by Julie Gerke
Editor’s note: Citizen’s Police Academy is a weekly series by Julie Gerke, who is participating in the local 12-week class that educates adult students on the work and procedures of local law enforcement.
More than 500 people have graduated from the Jacksonville Police Department’s Citizen’s Police Academy since the mid 1990s, and many continue to play a role in supporting the department’s job of keeping the community safe.
The CPA (Citizen’s Police Academy) Alumni and VIPS (Volunteers in Police Service) groups provide moral and physical support for the men and women of the department, raise money for equipment and provide another avenue of outreach to the community.
They, along with department chaplains Alan Bradish and Roger Davis, volunteer thousands of hours each year.
At the halfway mark of the current 12-week academy, class members heard about the groups’ often behind-the-scenes work at the police department, toured the fire department and explored a medical helicopter.
Along with other fundraisers, the nonprofit CPAA (Citizen’s Police Academy Alumni) hosts the annual “Policeman’s Ball.” Proceeds from that and other endeavors have been used to buy a drone, helped fund a police dog, and bought night-vision goggles and heavy-duty protective vests, among other items.
“The chief and the mayor are behind us 100 percent,” said CPAA President Jim Cisne. “They’ve seen us in action and know what we’re about.”
“It’s a really great group,” added JPD (Jacksonville Police Department) Lt. Mark Lonergan, an academy leader who is the group’s department liaison. “They are definitely beloved around here.”
Members of the VIPS group are CPA graduates with more training. They help at parades and other large events, directing traffic and answering questions, either on foot or working in pairs on electric carts. That assistance means patrol officers can focus their time on other areas of the city or on incidents that might occur during an event.
The groups’ 1,700 hours of donated time last year translated to a savings of more than $50,000 for the department, Lonergan said.
JPD Chaplains Bradish and Davis also are volunteers. Notedly, class member J Cook is chaplain for the South Jacksonville Police Department.
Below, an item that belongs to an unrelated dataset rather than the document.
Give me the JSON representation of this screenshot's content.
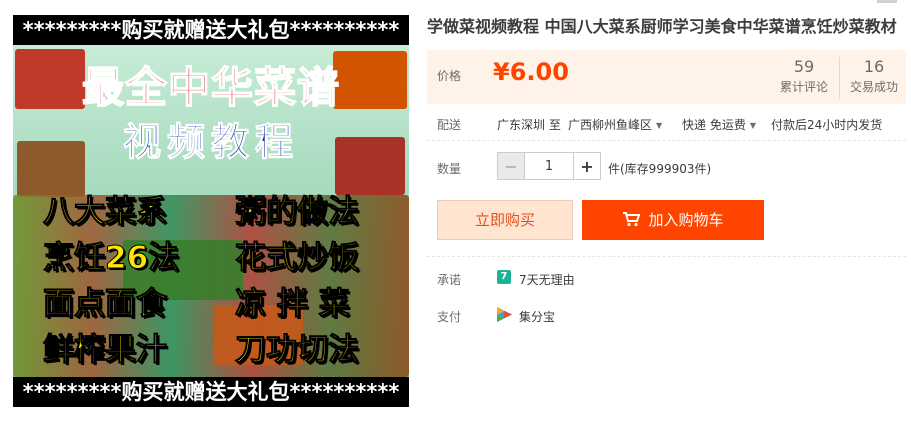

Focused on officers, their families and the community at large, the chaplains also work with the homeless, those with addictions, the mentally ill and the elderly.
“We minister to anyone who needs ministry,” said Bradish. “We try to meet needs with resources.”
Davis said the pair works with other agencies in Jacksonville and across the state to help whoever needs help. “Those [instances] are very rewarding … the chance to see someone’s life change. … We come along to bring peace and calm.”
Department chaplains don’t have to be ordained pastors (although Bradish and Davis both are) and policy forbids proselytizing.
Their work now includes the Homeward Bound program, which helps people find a new home and resources closer to family or friends. The program works with agencies on the receiving end to ensure support is in place when those needing resources.
“Our role here has turned out to be very vital,” Bradish said.
More visible partners of the department are the Air Evac Lifeteam, a service providing medical helicopters that are based at Jacksonville Memorial Hospital and the Jacksonville Fire Department. The police department and main fire department are at opposite ends of Jacksonville’s City Hall and there is a fire department substation on West Lafayette Street.
The Air Evac team landed the helicopter in the fire department parking lot and answered questions about patient weight restrictions, landing zones, training and how weather can affect lift. Pilot Josh DeGrave emphasized that civilians should never approach a running helicopter because of the dangers of the tail rotor and the height of the main rotor blades.
At the fire department, firefighters Dan Herter and Sean Taylor explained various apparatus (trucks, engines, squad) and led a tour of the office areas and living quarters. Firefighters work 24 hours on and 48 hours off, so the second floor is designed like a house, with a den, large kitchen and shared sleeping area. Usual staffing is four firefighters per shift at the main station and three at the substation.